Outrage: If They Don’t Believe In Them, They Shouldn’t Be Teaching Them
my story entering freshman year of college. https://twitter.com/TNTP/status/1044587425606115328 I’d gone my whole K-12 career thinking I was above average only to get to college and have my reality shattered by a math placement exam. I was faced with giving up and taking my bruised ego back home or staying there to suffer through remedial math and whatever other academic challenges I’d face, knowing that I might not be fully prepared to handle them. I went for it. Others may not be so brave.
The Opportunity Myth, a new TNTP report that was released on Tuesday, pretty much confirmed what we already knew. Students of color and kids with disabilities are given less challenging school work than able, White students. And because of that, they are entering college unprepared. https://twitter.com/SC_ELS/status/1044970377628274688 But what’s more frustrating and disturbing about the report is how it was found that a lot of teachers
give kids below-grade-level assignments simply because they don’t believe that they could achieve at a higher level. So now, parents like
Lane Wright are questioning their own kid’s school and really, who can blame them? And if any teacher steps into their classroom and thinks that at least one of their students was incapable of learning at a high level
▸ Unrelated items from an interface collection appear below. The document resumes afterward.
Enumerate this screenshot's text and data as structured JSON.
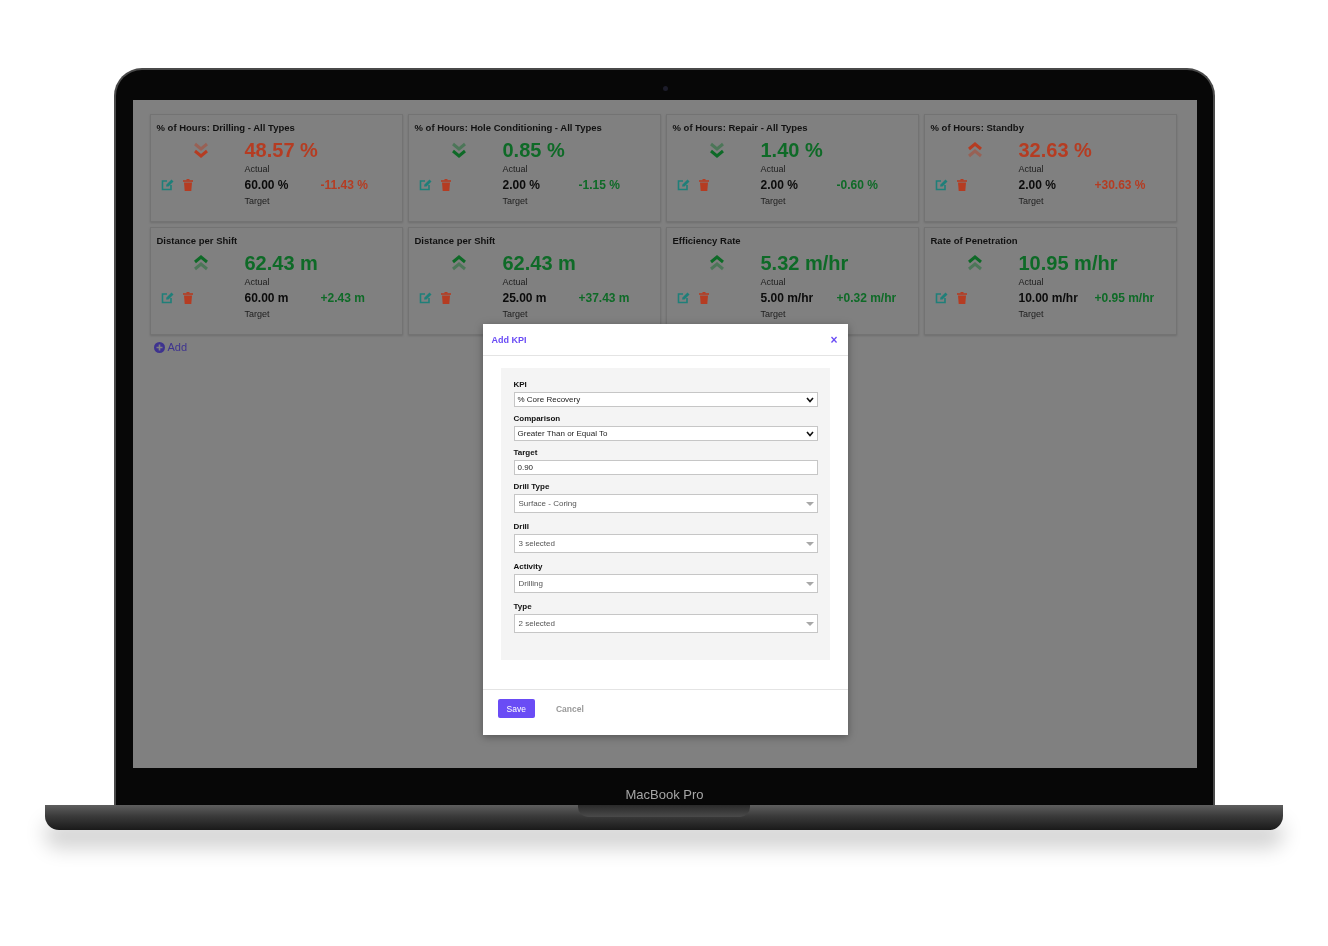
{
  "cards": [
    {
      "title": "% of Hours: Drilling - All Types",
      "rising": false,
      "on_target": false,
      "actual": "48.57 %",
      "actual_label": "Actual",
      "target": "60.00 %",
      "target_label": "Target",
      "difference": "-11.43 %"
    },
    {
      "title": "% of Hours: Hole Conditioning - All Types",
      "rising": false,
      "on_target": true,
      "actual": "0.85 %",
      "actual_label": "Actual",
      "target": "2.00 %",
      "target_label": "Target",
      "difference": "-1.15 %"
    },
    {
      "title": "% of Hours: Repair - All Types",
      "rising": false,
      "on_target": true,
      "actual": "1.40 %",
      "actual_label": "Actual",
      "target": "2.00 %",
      "target_label": "Target",
      "difference": "-0.60 %"
    },
    {
      "title": "% of Hours: Standby",
      "rising": true,
      "on_target": false,
      "actual": "32.63 %",
      "actual_label": "Actual",
      "target": "2.00 %",
      "target_label": "Target",
      "difference": "+30.63 %"
    },
    {
      "title": "Distance per Shift",
      "rising": true,
      "on_target": true,
      "actual": "62.43 m",
      "actual_label": "Actual",
      "target": "60.00 m",
      "target_label": "Target",
      "difference": "+2.43 m"
    },
    {
      "title": "Distance per Shift",
      "rising": true,
      "on_target": true,
      "actual": "62.43 m",
      "actual_label": "Actual",
      "target": "25.00 m",
      "target_label": "Target",
      "difference": "+37.43 m"
    },
    {
      "title": "Efficiency Rate",
      "rising": true,
      "on_target": true,
      "actual": "5.32 m/hr",
      "actual_label": "Actual",
      "target": "5.00 m/hr",
      "target_label": "Target",
      "difference": "+0.32 m/hr"
    },
    {
      "title": "Rate of Penetration",
      "rising": true,
      "on_target": true,
      "actual": "10.95 m/hr",
      "actual_label": "Actual",
      "target": "10.00 m/hr",
      "target_label": "Target",
      "difference": "+0.95 m/hr"
    }
  ],
  "add_link": "Add",
  "modal": {
    "title": "Add KPI",
    "close": "×",
    "fields": [
      {
        "label": "KPI",
        "kind": "select",
        "value": "% Core Recovery"
      },
      {
        "label": "Comparison",
        "kind": "select",
        "value": "Greater Than or Equal To"
      },
      {
        "label": "Target",
        "kind": "input",
        "value": "0.90"
      },
      {
        "label": "Drill Type",
        "kind": "dropdown",
        "value": "Surface - Coring"
      },
      {
        "label": "Drill",
        "kind": "dropdown",
        "value": "3 selected"
      },
      {
        "label": "Activity",
        "kind": "dropdown",
        "value": "Drilling"
      },
      {
        "label": "Type",
        "kind": "dropdown",
        "value": "2 selected"
      }
    ],
    "buttons": [
      {
        "label": "Save",
        "kind": "primary"
      },
      {
        "label": "Cancel",
        "kind": "secondary"
      }
    ]
  },
  "device_label": "MacBook Pro"
}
because of their skin color, they shouldn’t be teaching. Period. Look, I’m not expecting any teacher to stand up and say, “I’m racist or prejudiced,” or, “My privilege and
implicit bias keep me from seeing your child’s potential.” But considering the fact that they own a huge piece of the responsibility of setting our kids up for success, they should at least
acknowledge and work to squash their biases. Because the minute they let their lopsided, misinformed and destructive thoughts guide their academic instruction and relationship with that student, they’ve failed as educators.
Hope: These Students Are Activated
Back in high school, my friends and I used to spend our Friday and/or Saturday nights turning up and Sundays rolling around in bed, counting the dreadful hours leading up to school on Monday morning. Kids these days are different. Like 17-year-old
Aicha Cherif, who spends her Sunday mornings updating social media, researching elections and shooting videos for the
Love Vote. She’s a senior in high school and an outreach director for the organization. https://twitter.com/thelovevotesays/status/1039850403536367617
Good Kids Mad City formed after the Parkland shooting. They’re a student activist group that’s all about stopping violence and rebuilding communities. Lately they’ve been super focused on getting young people registered to vote. https://twitter.com/GKMC18/status/1044732804733460481 And
Student Voice, a national group for students and led by students, focuses specifically on amplifying student voice in education. They’ve also been working on voter registration. https://twitter.com/stu_voice/status/1044641616881963010 When I was 17 I couldn’t imagine giving up my weekends, let alone having so much social awareness
and responsibility. And although times are different now than what they were 15 years ago, I can’t help but think that if we were more civically engaged back then, maybe kids these days wouldn’t have to fight for so much. Either way, I’m glad that this generation of young people get it. They understand that they have a voice and power. https://www.facebook.com/BetterConversationBetterEducation/videos/1120410514780851/
Tanesha Peeples is driven by one question in her work—“If not me, then who?” As the former Deputy Director of Activist Development for brightbeam, Tanesha merges the worlds of communications and grassroots activism to push for change in the public education system. Her passion for community and relentless mission for justice and liberation drive her in uplifting and amplifying the voices and ...